The first case enforcing ‘failure to prevent bribery’ legislation has been resolved with the conviction of an interior design company, the Crown Prosecution Service (CPS) has announced.
London-based Skansen Interiors was convicted after a two-day trial last month. The ‘failure to prevent’ law, which came into force in 2011, falls under section 7 of the Bribery Act. A business commits a criminal offence unless it can show that it has adequate procedures to prevent bribery.
In the case, a jury determined that Skansen’s controls did not constitute adequate procedures. However the company, which is now dormant, was given an absolute discharge – meaning a conviction will not be registered on its record.
The CPS, which brought the charges against the company and senior executives, claimed Skansen’s managing director at the time, Stephen Banks, bribed a project manager at a property company to award it refurbishment contracts worth £6 million.
Banks pleaded guilty to three offences, while Graham Deakin, a former project manager at the property company, pleaded guilty to two offences. Southwark Crown Court has yet to set a date for sentencing.
Jonathan Pickworth, partner at international firm White & Case, said: ‘The CPS prosecuted this case to send the message that bribery is not tolerated. But it also sends a confusing message regarding self-reporting. It is unclear whether, if presented with the same facts, the Serious Fraud Office would have prosecuted a dormant company that had fired the wrongdoers and self-reported.’

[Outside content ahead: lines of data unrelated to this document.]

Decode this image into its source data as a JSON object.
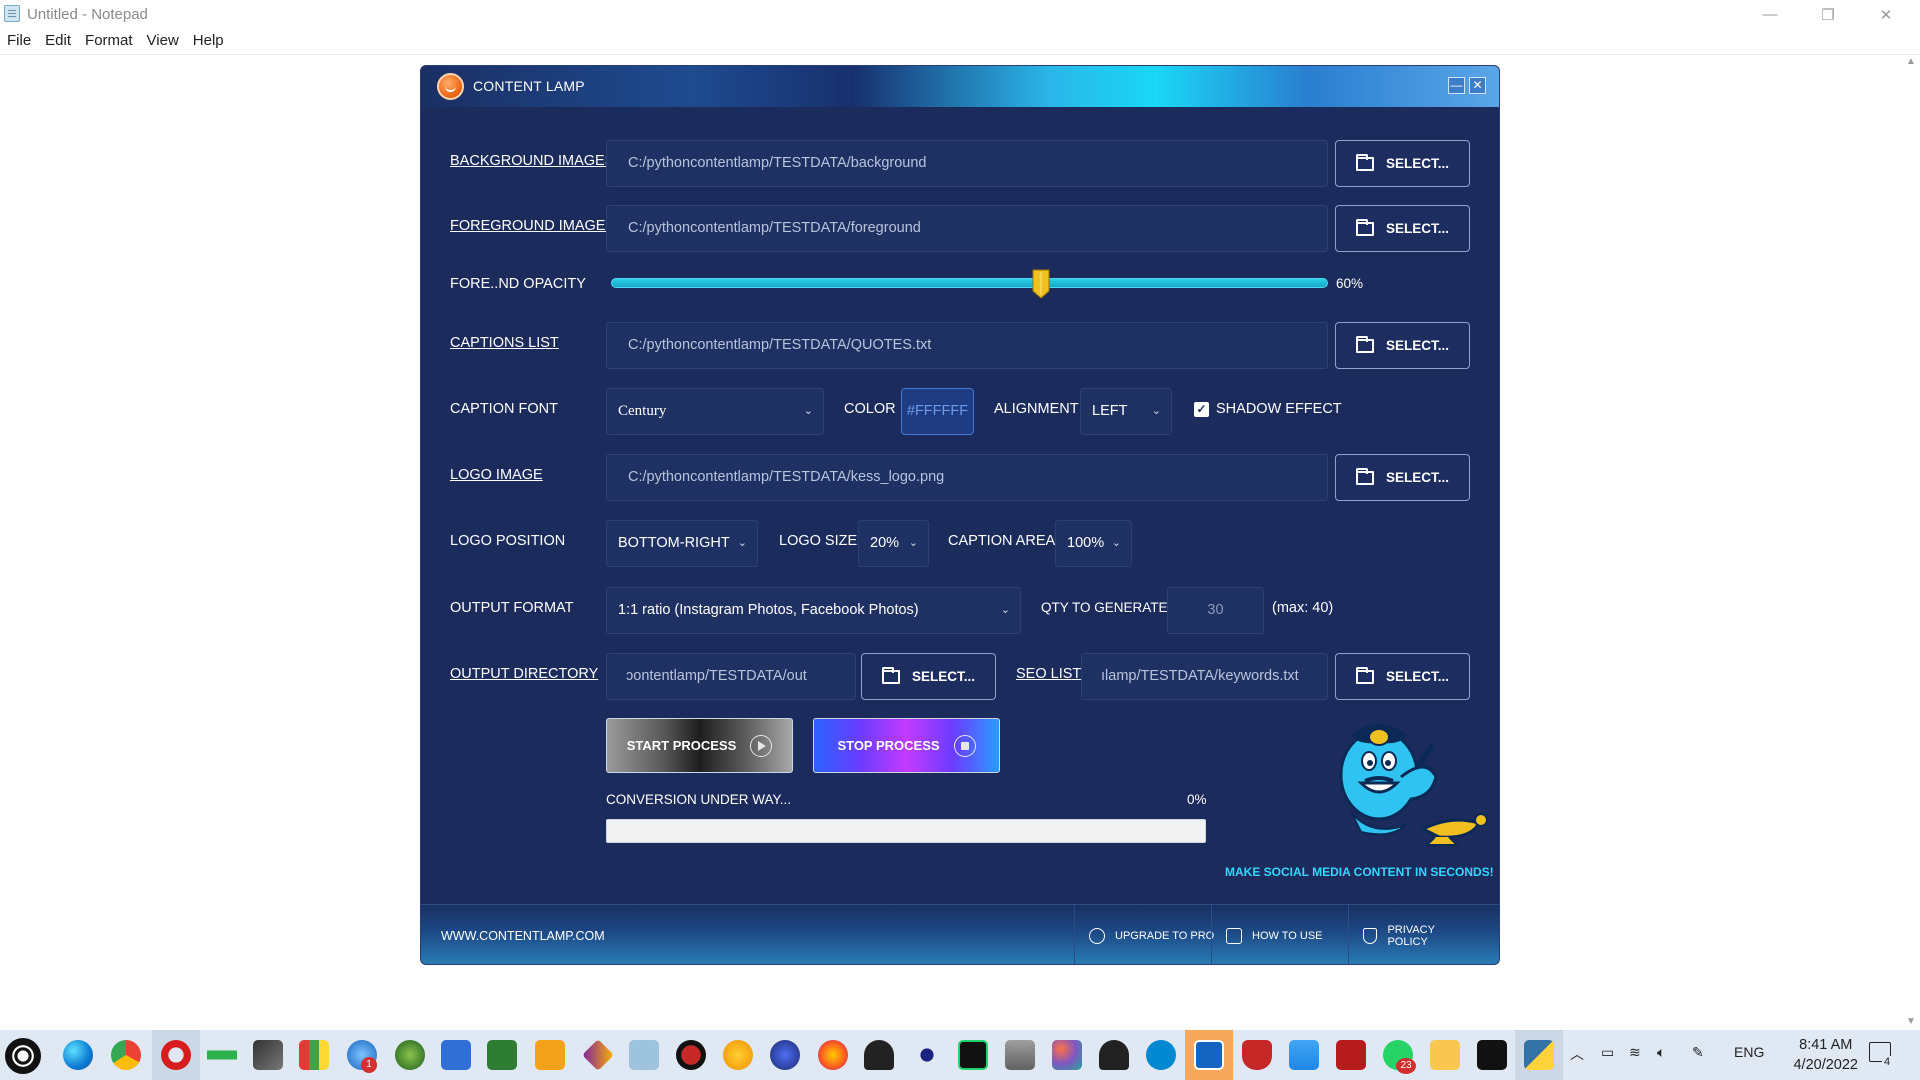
{
  "notepad": {
    "title": "Untitled - Notepad",
    "menu": [
      "File",
      "Edit",
      "Format",
      "View",
      "Help"
    ],
    "controls": {
      "minimize": "—",
      "maximize": "❐",
      "close": "✕"
    }
  },
  "app": {
    "title": "CONTENT LAMP",
    "window_buttons": {
      "minimize": "—",
      "close": "✕"
    },
    "background_images": {
      "label": "BACKGROUND IMAGES",
      "value": "C:/pythoncontentlamp/TESTDATA/background",
      "button": "SELECT..."
    },
    "foreground_images": {
      "label": "FOREGROUND IMAGES",
      "value": "C:/pythoncontentlamp/TESTDATA/foreground",
      "button": "SELECT..."
    },
    "opacity": {
      "label": "FORE..ND OPACITY",
      "value_text": "60%",
      "value": 0.6
    },
    "captions_list": {
      "label": "CAPTIONS LIST",
      "value": "C:/pythoncontentlamp/TESTDATA/QUOTES.txt",
      "button": "SELECT..."
    },
    "caption_font": {
      "label": "CAPTION FONT",
      "value": "Century",
      "color_label": "COLOR",
      "color_value": "#FFFFFF",
      "alignment_label": "ALIGNMENT",
      "alignment_value": "LEFT",
      "shadow_label": "SHADOW EFFECT",
      "shadow_checked": true
    },
    "logo_image": {
      "label": "LOGO IMAGE",
      "value": "C:/pythoncontentlamp/TESTDATA/kess_logo.png",
      "button": "SELECT..."
    },
    "logo_position": {
      "label": "LOGO POSITION",
      "value": "BOTTOM-RIGHT",
      "size_label": "LOGO SIZE",
      "size_value": "20%",
      "caption_area_label": "CAPTION AREA",
      "caption_area_value": "100%"
    },
    "output_format": {
      "label": "OUTPUT FORMAT",
      "value": "1:1 ratio (Instagram Photos, Facebook Photos)",
      "qty_label": "QTY TO GENERATE",
      "qty_value": "30",
      "max_text": "(max: 40)"
    },
    "output_directory": {
      "label": "OUTPUT DIRECTORY",
      "value": "ɔontentlamp/TESTDATA/out",
      "button": "SELECT...",
      "seo_label": "SEO LIST",
      "seo_value": "ılamp/TESTDATA/keywords.txt",
      "seo_button": "SELECT..."
    },
    "start_button": "START PROCESS",
    "stop_button": "STOP PROCESS",
    "progress": {
      "label": "CONVERSION UNDER WAY...",
      "percent_text": "0%",
      "value": 0
    },
    "tagline": "MAKE SOCIAL MEDIA CONTENT IN SECONDS!",
    "footer": {
      "url": "WWW.CONTENTLAMP.COM",
      "upgrade": "UPGRADE TO PRO",
      "how_to": "HOW TO USE",
      "privacy": "PRIVACY POLICY"
    }
  },
  "taskbar": {
    "language": "ENG",
    "time": "8:41 AM",
    "date": "4/20/2022",
    "badge_mail": "1",
    "badge_whatsapp": "23",
    "notification_count": "4"
  },
  "colors": {
    "accent": "#1b2b5c",
    "slider": "#2ad0e8",
    "thumb": "#f0c020",
    "tagline": "#35d6ff"
  }
}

He added: ‘There is not much to draw from the verdict. But it is clear that the adequate procedures requirement applies to all companies, large or small. Simply relying on general financial safeguards is not enough. All the component parts of “adequate procedures” need to be properly addressed – a clear and well-communicated policy, a properly documented and up-to-date risk assessment, a set of appropriate procedures tailored to the risks identified, appropriate due diligence on third parties, and proper training tailored to the business.’